About this task: Please repeat each line of the data exactly, with nothing left out.

Dataset excerpts Start Marker

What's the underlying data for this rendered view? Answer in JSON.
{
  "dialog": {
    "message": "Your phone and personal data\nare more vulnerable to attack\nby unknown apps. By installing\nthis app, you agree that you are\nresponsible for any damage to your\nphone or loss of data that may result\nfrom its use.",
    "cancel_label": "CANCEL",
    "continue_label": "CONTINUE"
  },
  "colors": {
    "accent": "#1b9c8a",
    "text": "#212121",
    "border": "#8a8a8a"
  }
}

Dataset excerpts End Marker

Written answer:
What's the underlying data for this rendered view? Answer in JSON.
{
  "dialog": {
    "message": "Your phone and personal data\nare more vulnerable to attack\nby unknown apps. By installing\nthis app, you agree that you are\nresponsible for any damage to your\nphone or loss of data that may result\nfrom its use.",
    "cancel_label": "CANCEL",
    "continue_label": "CONTINUE"
  },
  "colors": {
    "accent": "#1b9c8a",
    "text": "#212121",
    "border": "#8a8a8a"
  }
}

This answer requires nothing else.